Below is a simple javascript function called dateToARSNumber(aDateStr).

The aDateStr parameter can be passed in by calling the KD.utils.Action.getQuestionValue("My Date Question").

This function will convert the date question value to a number date. The code will take into accoount the clients GMT offset and add or substract to give you a GMT 0 date value. The GMT 0 date is what remedy actually stores for its Datetime field.


// Convert the date string(YYYY-MM-YY) to an integer which then will work no matter what timezone/locale etc is running
// Work for the Remedy Datetime field
// This function will apply the users timezone offset, thus allowing the users context/timezone to be applied.
// We do this because we ensure the users date use, is relative to them, knowing that Remedy stores the GMT 0 version.
// If a user from Australia (GMT +11) stores a date of 1st November then a user from Minnesota (GMT-6) will need to see the date
// as the 31st October.
function dateToARSDatetimeNumber(aDateStr) {
      var parts = aDateStr.split("-");
      var Y = parseInt(parts[0]);
      var M = parseInt(parts[1]);
      var D = parseInt(parts[2]);

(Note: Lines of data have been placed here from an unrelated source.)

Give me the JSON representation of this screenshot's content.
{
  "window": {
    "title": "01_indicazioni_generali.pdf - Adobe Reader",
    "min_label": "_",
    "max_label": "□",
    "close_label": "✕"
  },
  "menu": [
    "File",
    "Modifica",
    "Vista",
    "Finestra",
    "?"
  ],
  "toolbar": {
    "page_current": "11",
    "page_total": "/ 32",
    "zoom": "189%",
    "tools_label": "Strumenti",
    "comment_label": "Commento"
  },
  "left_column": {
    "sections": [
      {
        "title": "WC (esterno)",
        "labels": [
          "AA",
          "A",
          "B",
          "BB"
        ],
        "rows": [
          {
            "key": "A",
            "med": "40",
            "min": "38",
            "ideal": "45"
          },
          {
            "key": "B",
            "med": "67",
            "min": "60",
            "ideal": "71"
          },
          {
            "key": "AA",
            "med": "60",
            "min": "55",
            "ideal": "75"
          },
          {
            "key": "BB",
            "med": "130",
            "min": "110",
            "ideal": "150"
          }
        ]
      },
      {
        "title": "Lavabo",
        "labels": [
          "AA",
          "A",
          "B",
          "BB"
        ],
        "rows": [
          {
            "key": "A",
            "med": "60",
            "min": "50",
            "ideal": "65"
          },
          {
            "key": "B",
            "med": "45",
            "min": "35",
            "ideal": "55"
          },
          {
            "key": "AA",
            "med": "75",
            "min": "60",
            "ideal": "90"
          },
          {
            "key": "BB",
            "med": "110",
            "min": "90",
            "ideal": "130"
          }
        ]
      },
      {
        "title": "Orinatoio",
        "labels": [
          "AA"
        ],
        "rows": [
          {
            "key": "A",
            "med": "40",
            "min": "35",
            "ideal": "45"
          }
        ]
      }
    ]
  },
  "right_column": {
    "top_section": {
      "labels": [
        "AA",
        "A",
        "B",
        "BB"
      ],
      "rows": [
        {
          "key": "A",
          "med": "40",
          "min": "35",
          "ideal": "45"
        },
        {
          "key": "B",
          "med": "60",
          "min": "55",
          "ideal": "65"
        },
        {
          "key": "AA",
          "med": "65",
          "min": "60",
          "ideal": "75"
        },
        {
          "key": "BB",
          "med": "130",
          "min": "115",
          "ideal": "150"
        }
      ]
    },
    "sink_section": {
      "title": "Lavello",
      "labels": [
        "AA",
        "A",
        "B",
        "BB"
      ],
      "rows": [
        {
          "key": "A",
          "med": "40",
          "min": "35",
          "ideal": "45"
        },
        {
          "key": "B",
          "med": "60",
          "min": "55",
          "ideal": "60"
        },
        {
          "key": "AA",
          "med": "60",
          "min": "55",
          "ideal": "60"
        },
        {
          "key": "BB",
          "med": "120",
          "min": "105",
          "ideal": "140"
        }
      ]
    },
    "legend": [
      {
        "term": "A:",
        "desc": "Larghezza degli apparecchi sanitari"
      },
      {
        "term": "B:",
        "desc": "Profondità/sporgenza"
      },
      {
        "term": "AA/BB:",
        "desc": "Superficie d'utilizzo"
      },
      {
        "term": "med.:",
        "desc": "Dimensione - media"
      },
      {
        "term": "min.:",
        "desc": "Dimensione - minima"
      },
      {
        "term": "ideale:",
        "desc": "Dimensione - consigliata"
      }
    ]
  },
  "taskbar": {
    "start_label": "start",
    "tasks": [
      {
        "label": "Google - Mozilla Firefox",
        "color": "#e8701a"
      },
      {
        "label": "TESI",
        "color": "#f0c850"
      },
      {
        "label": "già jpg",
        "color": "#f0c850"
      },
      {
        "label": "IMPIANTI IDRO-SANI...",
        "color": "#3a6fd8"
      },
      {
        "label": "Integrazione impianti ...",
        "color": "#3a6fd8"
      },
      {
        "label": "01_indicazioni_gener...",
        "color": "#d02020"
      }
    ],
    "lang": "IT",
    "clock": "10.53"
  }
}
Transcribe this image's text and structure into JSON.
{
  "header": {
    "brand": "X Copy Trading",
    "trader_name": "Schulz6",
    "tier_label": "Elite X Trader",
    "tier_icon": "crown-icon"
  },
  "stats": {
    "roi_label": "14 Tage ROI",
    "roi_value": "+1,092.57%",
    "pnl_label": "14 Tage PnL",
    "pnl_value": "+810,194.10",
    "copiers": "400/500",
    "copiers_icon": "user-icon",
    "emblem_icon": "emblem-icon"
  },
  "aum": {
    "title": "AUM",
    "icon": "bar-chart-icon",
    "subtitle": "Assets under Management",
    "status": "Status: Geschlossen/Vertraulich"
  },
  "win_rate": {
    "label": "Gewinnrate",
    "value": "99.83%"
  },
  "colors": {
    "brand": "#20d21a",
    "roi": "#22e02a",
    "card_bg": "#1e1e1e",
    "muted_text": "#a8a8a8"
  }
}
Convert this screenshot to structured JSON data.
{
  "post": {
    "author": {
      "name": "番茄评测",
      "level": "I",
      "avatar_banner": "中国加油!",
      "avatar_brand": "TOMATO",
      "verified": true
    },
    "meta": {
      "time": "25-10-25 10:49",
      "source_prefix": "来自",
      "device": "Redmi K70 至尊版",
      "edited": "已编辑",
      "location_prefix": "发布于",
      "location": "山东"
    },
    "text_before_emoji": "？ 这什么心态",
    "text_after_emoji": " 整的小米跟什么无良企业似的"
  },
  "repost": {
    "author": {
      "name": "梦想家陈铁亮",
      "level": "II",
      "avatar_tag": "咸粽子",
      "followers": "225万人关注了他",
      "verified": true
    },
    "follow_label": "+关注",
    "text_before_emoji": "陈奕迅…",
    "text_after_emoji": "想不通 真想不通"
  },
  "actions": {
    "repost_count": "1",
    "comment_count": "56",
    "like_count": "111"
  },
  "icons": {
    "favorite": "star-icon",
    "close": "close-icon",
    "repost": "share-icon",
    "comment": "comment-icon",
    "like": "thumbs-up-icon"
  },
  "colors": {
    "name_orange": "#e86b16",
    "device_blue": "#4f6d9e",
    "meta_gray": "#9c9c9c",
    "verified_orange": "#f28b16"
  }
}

   var dt = new Date(0);
   return ((Date.UTC(Y,M-1,D)/1000)-39600)+(dt.getTimezoneOffset()*60);